“Miyawaki himself always emphasized the community that was going to plant, and that was really important to him to have people participate in growing forests,” Lewis said. “He often worked in collaboration with schools, universities, cities, and companies.” Part of this momentum can be explained by the simplicity of the method. Anyone can participate; planting seedlings doesn’t involve complex equipment or heavy machinery.
“This project is about bringing these trees back to the city,” Assaf said. “It’s about recreating the bond between people and ecosystems.” In Amman’s public mini forests, residents can discover thousands of saplings from 18 native species, and more forests are on the way in other neighborhoods.
“At first it seems that making a forest is just about planting trees and increasing green cover,” Nochi said. “But through doing this we are providing opportunities for people to get together. We are nurturing ourselves.”
Banner image: Omar al-Sharif, bottom left, Motoharu Nochi, second bottom left, and a team of volunteers after a “growth monitoring” activity at the Marka baby forest in April 2022. Image by Lyse Mauvais for Mongabay.
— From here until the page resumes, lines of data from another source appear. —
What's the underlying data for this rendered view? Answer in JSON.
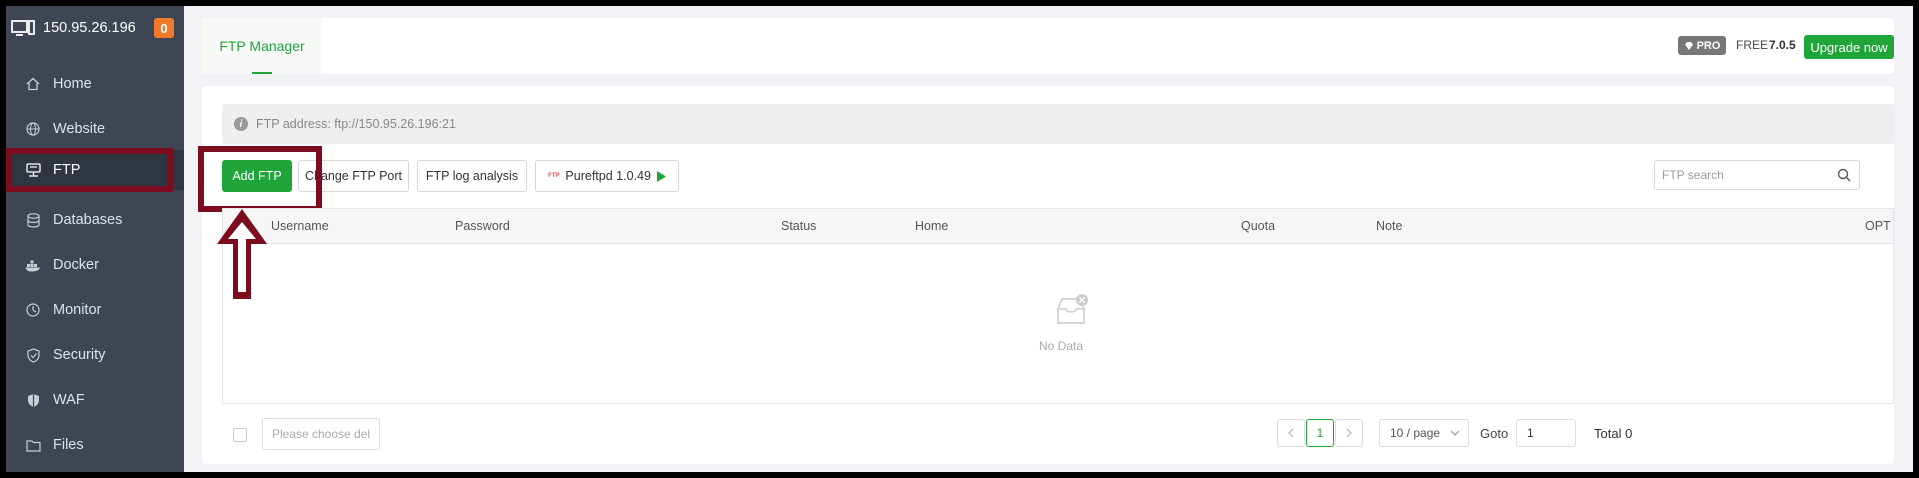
{
  "sidebar": {
    "server": {
      "ip": "150.95.26.196",
      "badge": "0"
    },
    "items": [
      {
        "label": "Home",
        "icon": "home-icon"
      },
      {
        "label": "Website",
        "icon": "globe-icon"
      },
      {
        "label": "FTP",
        "icon": "ftp-icon",
        "active": true
      },
      {
        "label": "Databases",
        "icon": "database-icon"
      },
      {
        "label": "Docker",
        "icon": "docker-icon"
      },
      {
        "label": "Monitor",
        "icon": "monitor-icon"
      },
      {
        "label": "Security",
        "icon": "shield-icon"
      },
      {
        "label": "WAF",
        "icon": "waf-shield-icon"
      },
      {
        "label": "Files",
        "icon": "folder-icon"
      }
    ]
  },
  "header": {
    "tab": "FTP Manager",
    "pro": "PRO",
    "free": "FREE",
    "version": "7.0.5",
    "upgrade": "Upgrade now"
  },
  "main": {
    "info": "FTP address: ftp://150.95.26.196:21",
    "buttons": {
      "add": "Add FTP",
      "change_port": "Change FTP Port",
      "log_analysis": "FTP log analysis",
      "pureftpd": "Pureftpd 1.0.49"
    },
    "search_placeholder": "FTP search",
    "columns": [
      "Username",
      "Password",
      "Status",
      "Home",
      "Quota",
      "Note",
      "OPT"
    ],
    "empty": "No Data",
    "batch_placeholder": "Please choose del",
    "pagination": {
      "current_page": "1",
      "per_page": "10 / page",
      "goto_label": "Goto",
      "goto_value": "1",
      "total": "Total 0"
    }
  },
  "colors": {
    "accent": "#20a53a",
    "sidebar_bg": "#3d4652",
    "highlight": "#7b0d1e",
    "badge": "#f07a2a"
  }
}
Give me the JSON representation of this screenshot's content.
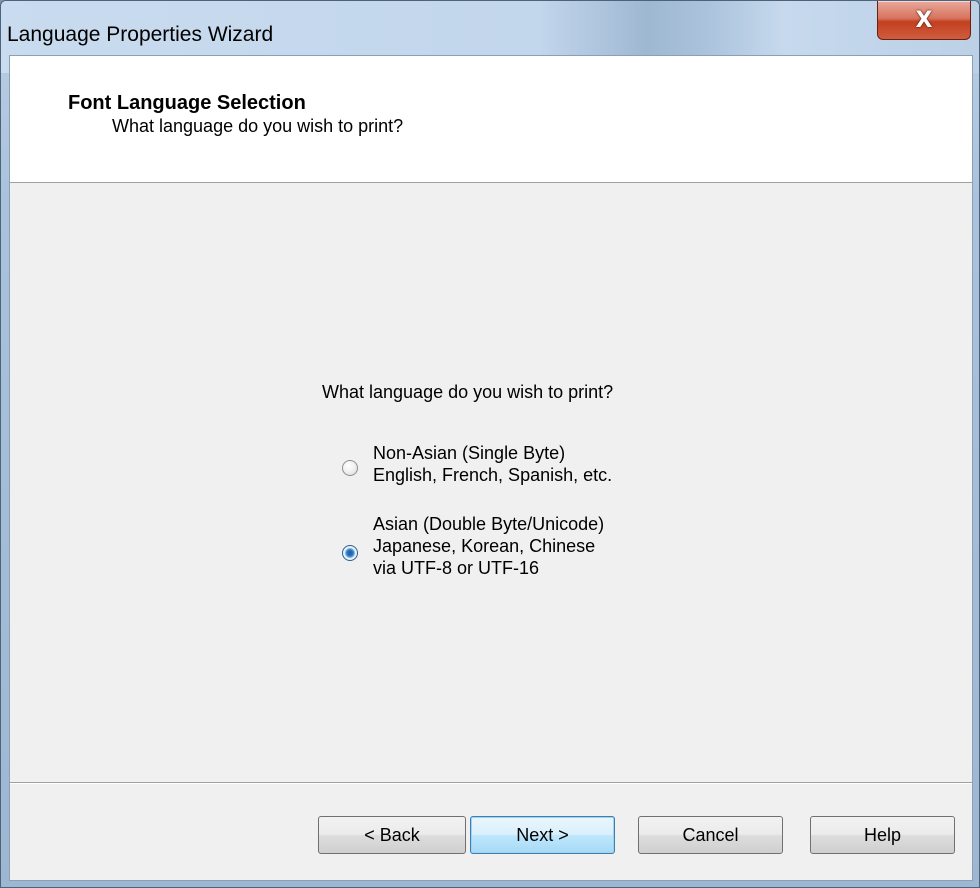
{
  "window": {
    "title": "Language Properties Wizard",
    "close_label": "X"
  },
  "header": {
    "title": "Font Language Selection",
    "subtitle": "What language do you wish to print?"
  },
  "main": {
    "question": "What language do you wish to print?",
    "options": [
      {
        "lines": [
          "Non-Asian (Single Byte)",
          "English, French, Spanish, etc."
        ],
        "selected": false
      },
      {
        "lines": [
          "Asian (Double Byte/Unicode)",
          "Japanese, Korean, Chinese",
          "via UTF-8 or UTF-16"
        ],
        "selected": true
      }
    ]
  },
  "buttons": {
    "back": "< Back",
    "next": "Next >",
    "cancel": "Cancel",
    "help": "Help"
  },
  "colors": {
    "selection_blue": "#2a75c0",
    "default_button_border": "#3c7fb1"
  }
}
Correction 6/2/22: The original version of this story misspelled Mariam Al Jaajaa’s name and misstated her title. She is the general manager of Arab Protection of Nature, not the executive director. We have corrected the story. We regret the errors.
Miyawaki, A. (1999). Creative ecology: Restoration of native forests by native trees. Plant Biotechnology, 16(1), 15-25. doi:10.5511/plantbiotechnology.16.15